What's next for you after you've completed your triathlon?
There's always the original dream that ignited all of this – doing Cairo–Cape Town with the bicycle. I've always had plans to row a body of water, so this is in the cards, but I also want to try some different conditions – like colder weather. It'll be a whole new domain for me and I'm looking forward to learning and experiencing new things.
It's always better for me to be a beginner in some things; I think I'm stealing this quote from Alastair Humphreys, "I'm far more interested in being a beginner than in becoming an expert" I'm trying to experience more things in life, see more, and grow more. I'm looking for something different than what I already did. So not cycling, not running, and not swimming – maybe rowing or doing something in icy conditions. If that doesn't work I'll probably go back to the bicycle because I love it and I love moving with it. But definitely for now no more running or swimming.
What's one piece of advice you would give to an aspiring adventurer who hasn't taken the leap?
The hardest thing is actually starting – that's the hardest step. After that you just live the experience, you have fun, you gain more knowledge – you just live it. Before that you feel like it's so big, you're scared of taking the first step, but it's really important so just take it. Use what you have: bicycle, hitchhike, or walk. Don't spend a lot of money, eat the cheapest things possible – foul or jam. Sleep at the cheapest places possible. And you could also save a bit here and there while you're living your day-to-day life. Use whatever gear you have; you don't have to buy any fancy things, anything will do. At the end of the day, it's the experience; it's not about how you function, it's about living the experience with whatever resources that you have.
Egypt is your playground. You don't need a permit or a visa, you don't need to buy a plane ticket.
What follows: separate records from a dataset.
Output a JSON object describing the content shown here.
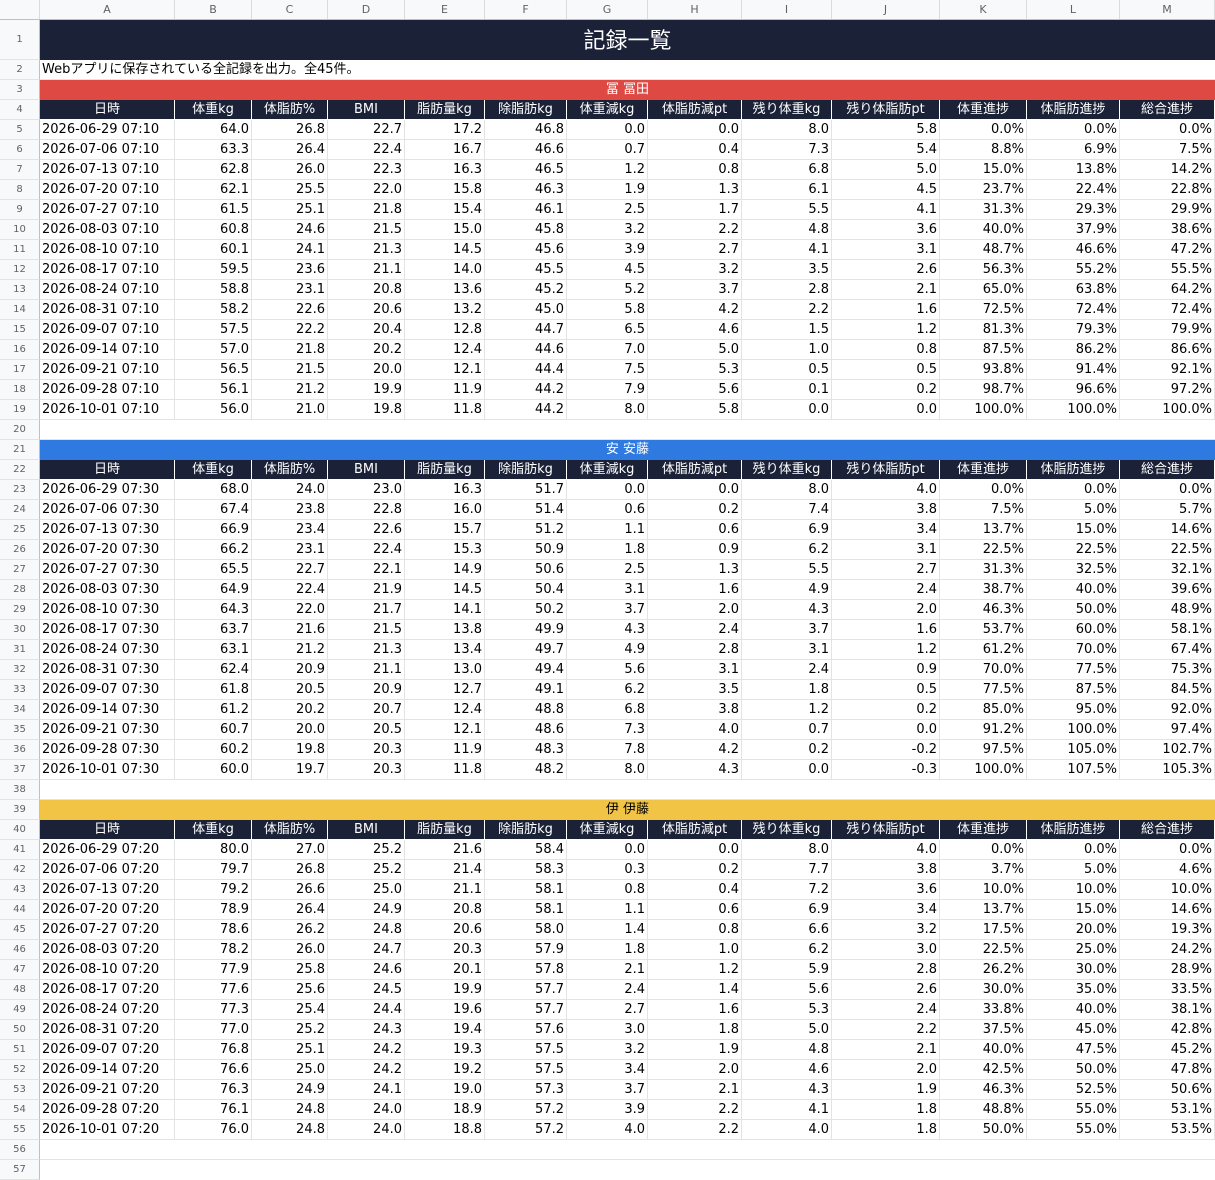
{
  "column_letters": [
    "A",
    "B",
    "C",
    "D",
    "E",
    "F",
    "G",
    "H",
    "I",
    "J",
    "K",
    "L",
    "M"
  ],
  "title": "記録一覧",
  "description": "Webアプリに保存されている全記録を出力。全45件。",
  "headers": [
    "日時",
    "体重kg",
    "体脂肪%",
    "BMI",
    "脂肪量kg",
    "除脂肪kg",
    "体重減kg",
    "体脂肪減pt",
    "残り体重kg",
    "残り体脂肪pt",
    "体重進捗",
    "体脂肪進捗",
    "総合進捗"
  ],
  "colors": {
    "dark_navy": "#1b2238",
    "red": "#de4a43",
    "blue": "#2f7ae0",
    "yellow": "#f2c446"
  },
  "sections": [
    {
      "name": "冨 冨田",
      "color": "#de4a43",
      "text_color": "#ffffff",
      "rows": [
        [
          "2026-06-29 07:10",
          "64.0",
          "26.8",
          "22.7",
          "17.2",
          "46.8",
          "0.0",
          "0.0",
          "8.0",
          "5.8",
          "0.0%",
          "0.0%",
          "0.0%"
        ],
        [
          "2026-07-06 07:10",
          "63.3",
          "26.4",
          "22.4",
          "16.7",
          "46.6",
          "0.7",
          "0.4",
          "7.3",
          "5.4",
          "8.8%",
          "6.9%",
          "7.5%"
        ],
        [
          "2026-07-13 07:10",
          "62.8",
          "26.0",
          "22.3",
          "16.3",
          "46.5",
          "1.2",
          "0.8",
          "6.8",
          "5.0",
          "15.0%",
          "13.8%",
          "14.2%"
        ],
        [
          "2026-07-20 07:10",
          "62.1",
          "25.5",
          "22.0",
          "15.8",
          "46.3",
          "1.9",
          "1.3",
          "6.1",
          "4.5",
          "23.7%",
          "22.4%",
          "22.8%"
        ],
        [
          "2026-07-27 07:10",
          "61.5",
          "25.1",
          "21.8",
          "15.4",
          "46.1",
          "2.5",
          "1.7",
          "5.5",
          "4.1",
          "31.3%",
          "29.3%",
          "29.9%"
        ],
        [
          "2026-08-03 07:10",
          "60.8",
          "24.6",
          "21.5",
          "15.0",
          "45.8",
          "3.2",
          "2.2",
          "4.8",
          "3.6",
          "40.0%",
          "37.9%",
          "38.6%"
        ],
        [
          "2026-08-10 07:10",
          "60.1",
          "24.1",
          "21.3",
          "14.5",
          "45.6",
          "3.9",
          "2.7",
          "4.1",
          "3.1",
          "48.7%",
          "46.6%",
          "47.2%"
        ],
        [
          "2026-08-17 07:10",
          "59.5",
          "23.6",
          "21.1",
          "14.0",
          "45.5",
          "4.5",
          "3.2",
          "3.5",
          "2.6",
          "56.3%",
          "55.2%",
          "55.5%"
        ],
        [
          "2026-08-24 07:10",
          "58.8",
          "23.1",
          "20.8",
          "13.6",
          "45.2",
          "5.2",
          "3.7",
          "2.8",
          "2.1",
          "65.0%",
          "63.8%",
          "64.2%"
        ],
        [
          "2026-08-31 07:10",
          "58.2",
          "22.6",
          "20.6",
          "13.2",
          "45.0",
          "5.8",
          "4.2",
          "2.2",
          "1.6",
          "72.5%",
          "72.4%",
          "72.4%"
        ],
        [
          "2026-09-07 07:10",
          "57.5",
          "22.2",
          "20.4",
          "12.8",
          "44.7",
          "6.5",
          "4.6",
          "1.5",
          "1.2",
          "81.3%",
          "79.3%",
          "79.9%"
        ],
        [
          "2026-09-14 07:10",
          "57.0",
          "21.8",
          "20.2",
          "12.4",
          "44.6",
          "7.0",
          "5.0",
          "1.0",
          "0.8",
          "87.5%",
          "86.2%",
          "86.6%"
        ],
        [
          "2026-09-21 07:10",
          "56.5",
          "21.5",
          "20.0",
          "12.1",
          "44.4",
          "7.5",
          "5.3",
          "0.5",
          "0.5",
          "93.8%",
          "91.4%",
          "92.1%"
        ],
        [
          "2026-09-28 07:10",
          "56.1",
          "21.2",
          "19.9",
          "11.9",
          "44.2",
          "7.9",
          "5.6",
          "0.1",
          "0.2",
          "98.7%",
          "96.6%",
          "97.2%"
        ],
        [
          "2026-10-01 07:10",
          "56.0",
          "21.0",
          "19.8",
          "11.8",
          "44.2",
          "8.0",
          "5.8",
          "0.0",
          "0.0",
          "100.0%",
          "100.0%",
          "100.0%"
        ]
      ]
    },
    {
      "name": "安 安藤",
      "color": "#2f7ae0",
      "text_color": "#ffffff",
      "rows": [
        [
          "2026-06-29 07:30",
          "68.0",
          "24.0",
          "23.0",
          "16.3",
          "51.7",
          "0.0",
          "0.0",
          "8.0",
          "4.0",
          "0.0%",
          "0.0%",
          "0.0%"
        ],
        [
          "2026-07-06 07:30",
          "67.4",
          "23.8",
          "22.8",
          "16.0",
          "51.4",
          "0.6",
          "0.2",
          "7.4",
          "3.8",
          "7.5%",
          "5.0%",
          "5.7%"
        ],
        [
          "2026-07-13 07:30",
          "66.9",
          "23.4",
          "22.6",
          "15.7",
          "51.2",
          "1.1",
          "0.6",
          "6.9",
          "3.4",
          "13.7%",
          "15.0%",
          "14.6%"
        ],
        [
          "2026-07-20 07:30",
          "66.2",
          "23.1",
          "22.4",
          "15.3",
          "50.9",
          "1.8",
          "0.9",
          "6.2",
          "3.1",
          "22.5%",
          "22.5%",
          "22.5%"
        ],
        [
          "2026-07-27 07:30",
          "65.5",
          "22.7",
          "22.1",
          "14.9",
          "50.6",
          "2.5",
          "1.3",
          "5.5",
          "2.7",
          "31.3%",
          "32.5%",
          "32.1%"
        ],
        [
          "2026-08-03 07:30",
          "64.9",
          "22.4",
          "21.9",
          "14.5",
          "50.4",
          "3.1",
          "1.6",
          "4.9",
          "2.4",
          "38.7%",
          "40.0%",
          "39.6%"
        ],
        [
          "2026-08-10 07:30",
          "64.3",
          "22.0",
          "21.7",
          "14.1",
          "50.2",
          "3.7",
          "2.0",
          "4.3",
          "2.0",
          "46.3%",
          "50.0%",
          "48.9%"
        ],
        [
          "2026-08-17 07:30",
          "63.7",
          "21.6",
          "21.5",
          "13.8",
          "49.9",
          "4.3",
          "2.4",
          "3.7",
          "1.6",
          "53.7%",
          "60.0%",
          "58.1%"
        ],
        [
          "2026-08-24 07:30",
          "63.1",
          "21.2",
          "21.3",
          "13.4",
          "49.7",
          "4.9",
          "2.8",
          "3.1",
          "1.2",
          "61.2%",
          "70.0%",
          "67.4%"
        ],
        [
          "2026-08-31 07:30",
          "62.4",
          "20.9",
          "21.1",
          "13.0",
          "49.4",
          "5.6",
          "3.1",
          "2.4",
          "0.9",
          "70.0%",
          "77.5%",
          "75.3%"
        ],
        [
          "2026-09-07 07:30",
          "61.8",
          "20.5",
          "20.9",
          "12.7",
          "49.1",
          "6.2",
          "3.5",
          "1.8",
          "0.5",
          "77.5%",
          "87.5%",
          "84.5%"
        ],
        [
          "2026-09-14 07:30",
          "61.2",
          "20.2",
          "20.7",
          "12.4",
          "48.8",
          "6.8",
          "3.8",
          "1.2",
          "0.2",
          "85.0%",
          "95.0%",
          "92.0%"
        ],
        [
          "2026-09-21 07:30",
          "60.7",
          "20.0",
          "20.5",
          "12.1",
          "48.6",
          "7.3",
          "4.0",
          "0.7",
          "0.0",
          "91.2%",
          "100.0%",
          "97.4%"
        ],
        [
          "2026-09-28 07:30",
          "60.2",
          "19.8",
          "20.3",
          "11.9",
          "48.3",
          "7.8",
          "4.2",
          "0.2",
          "-0.2",
          "97.5%",
          "105.0%",
          "102.7%"
        ],
        [
          "2026-10-01 07:30",
          "60.0",
          "19.7",
          "20.3",
          "11.8",
          "48.2",
          "8.0",
          "4.3",
          "0.0",
          "-0.3",
          "100.0%",
          "107.5%",
          "105.3%"
        ]
      ]
    },
    {
      "name": "伊 伊藤",
      "color": "#f2c446",
      "text_color": "#000000",
      "rows": [
        [
          "2026-06-29 07:20",
          "80.0",
          "27.0",
          "25.2",
          "21.6",
          "58.4",
          "0.0",
          "0.0",
          "8.0",
          "4.0",
          "0.0%",
          "0.0%",
          "0.0%"
        ],
        [
          "2026-07-06 07:20",
          "79.7",
          "26.8",
          "25.2",
          "21.4",
          "58.3",
          "0.3",
          "0.2",
          "7.7",
          "3.8",
          "3.7%",
          "5.0%",
          "4.6%"
        ],
        [
          "2026-07-13 07:20",
          "79.2",
          "26.6",
          "25.0",
          "21.1",
          "58.1",
          "0.8",
          "0.4",
          "7.2",
          "3.6",
          "10.0%",
          "10.0%",
          "10.0%"
        ],
        [
          "2026-07-20 07:20",
          "78.9",
          "26.4",
          "24.9",
          "20.8",
          "58.1",
          "1.1",
          "0.6",
          "6.9",
          "3.4",
          "13.7%",
          "15.0%",
          "14.6%"
        ],
        [
          "2026-07-27 07:20",
          "78.6",
          "26.2",
          "24.8",
          "20.6",
          "58.0",
          "1.4",
          "0.8",
          "6.6",
          "3.2",
          "17.5%",
          "20.0%",
          "19.3%"
        ],
        [
          "2026-08-03 07:20",
          "78.2",
          "26.0",
          "24.7",
          "20.3",
          "57.9",
          "1.8",
          "1.0",
          "6.2",
          "3.0",
          "22.5%",
          "25.0%",
          "24.2%"
        ],
        [
          "2026-08-10 07:20",
          "77.9",
          "25.8",
          "24.6",
          "20.1",
          "57.8",
          "2.1",
          "1.2",
          "5.9",
          "2.8",
          "26.2%",
          "30.0%",
          "28.9%"
        ],
        [
          "2026-08-17 07:20",
          "77.6",
          "25.6",
          "24.5",
          "19.9",
          "57.7",
          "2.4",
          "1.4",
          "5.6",
          "2.6",
          "30.0%",
          "35.0%",
          "33.5%"
        ],
        [
          "2026-08-24 07:20",
          "77.3",
          "25.4",
          "24.4",
          "19.6",
          "57.7",
          "2.7",
          "1.6",
          "5.3",
          "2.4",
          "33.8%",
          "40.0%",
          "38.1%"
        ],
        [
          "2026-08-31 07:20",
          "77.0",
          "25.2",
          "24.3",
          "19.4",
          "57.6",
          "3.0",
          "1.8",
          "5.0",
          "2.2",
          "37.5%",
          "45.0%",
          "42.8%"
        ],
        [
          "2026-09-07 07:20",
          "76.8",
          "25.1",
          "24.2",
          "19.3",
          "57.5",
          "3.2",
          "1.9",
          "4.8",
          "2.1",
          "40.0%",
          "47.5%",
          "45.2%"
        ],
        [
          "2026-09-14 07:20",
          "76.6",
          "25.0",
          "24.2",
          "19.2",
          "57.5",
          "3.4",
          "2.0",
          "4.6",
          "2.0",
          "42.5%",
          "50.0%",
          "47.8%"
        ],
        [
          "2026-09-21 07:20",
          "76.3",
          "24.9",
          "24.1",
          "19.0",
          "57.3",
          "3.7",
          "2.1",
          "4.3",
          "1.9",
          "46.3%",
          "52.5%",
          "50.6%"
        ],
        [
          "2026-09-28 07:20",
          "76.1",
          "24.8",
          "24.0",
          "18.9",
          "57.2",
          "3.9",
          "2.2",
          "4.1",
          "1.8",
          "48.8%",
          "55.0%",
          "53.1%"
        ],
        [
          "2026-10-01 07:20",
          "76.0",
          "24.8",
          "24.0",
          "18.8",
          "57.2",
          "4.0",
          "2.2",
          "4.0",
          "1.8",
          "50.0%",
          "55.0%",
          "53.5%"
        ]
      ]
    }
  ]
}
It's a vast country with a lot of diverse things you can do. You think there are barriers but there are none – so start there. If you're worried about taking three or six months off before starting your career, don't worry. Anyone who's been in a career for five or 10- years will also tell you that – it will actually broaden your horizon, it'll add a lot to you. You'll have more opportunities coming back from an adventure than before. It'll lead you to more adventures and you'll end up planning things better, knowing exactly what you need or don't need. It'll broaden your horizons and make you grow.
Aside from the thrill of adventure, what gets you out of bed?
What gets me out of bed beside that is curiosity, really – curiosity to know what I can do in life. I'm curious to know about many things and to know how to improve myself in many things – like how I always wanted to learn to write, to draw, play musical instruments, maybe improve my running time at a certain distance. So, always having a goal that I'm gunning for. I've always wanted to do some carpentering, some electrical work – learning some new skills and having some physical goals. Besides all that is seeing my friends, seeing the person that I love, seeing my family and spending time with them – that is always a good excuse to get out of bed. Meeting with them, having a chat, going out – all simple things that we take for granted that make getting out of bed really worth it.